* Your goal: Would you please repeat the data that follows, exactly as it reads?

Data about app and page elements
------------------------------------------------

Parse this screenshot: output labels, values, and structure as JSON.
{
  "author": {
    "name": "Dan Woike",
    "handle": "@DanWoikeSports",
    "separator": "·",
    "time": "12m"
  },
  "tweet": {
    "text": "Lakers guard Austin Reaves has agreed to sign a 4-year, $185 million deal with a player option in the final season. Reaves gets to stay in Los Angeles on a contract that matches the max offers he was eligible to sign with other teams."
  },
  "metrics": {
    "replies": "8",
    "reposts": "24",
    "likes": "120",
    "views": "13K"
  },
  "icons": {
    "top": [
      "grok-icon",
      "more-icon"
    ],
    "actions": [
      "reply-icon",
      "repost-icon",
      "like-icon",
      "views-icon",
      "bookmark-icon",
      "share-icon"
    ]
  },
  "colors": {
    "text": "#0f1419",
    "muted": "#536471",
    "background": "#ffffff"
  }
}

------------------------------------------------

* Completed exercise:
Parse this screenshot: output labels, values, and structure as JSON.
{
  "author": {
    "name": "Dan Woike",
    "handle": "@DanWoikeSports",
    "separator": "·",
    "time": "12m"
  },
  "tweet": {
    "text": "Lakers guard Austin Reaves has agreed to sign a 4-year, $185 million deal with a player option in the final season. Reaves gets to stay in Los Angeles on a contract that matches the max offers he was eligible to sign with other teams."
  },
  "metrics": {
    "replies": "8",
    "reposts": "24",
    "likes": "120",
    "views": "13K"
  },
  "icons": {
    "top": [
      "grok-icon",
      "more-icon"
    ],
    "actions": [
      "reply-icon",
      "repost-icon",
      "like-icon",
      "views-icon",
      "bookmark-icon",
      "share-icon"
    ]
  },
  "colors": {
    "text": "#0f1419",
    "muted": "#536471",
    "background": "#ffffff"
  }
}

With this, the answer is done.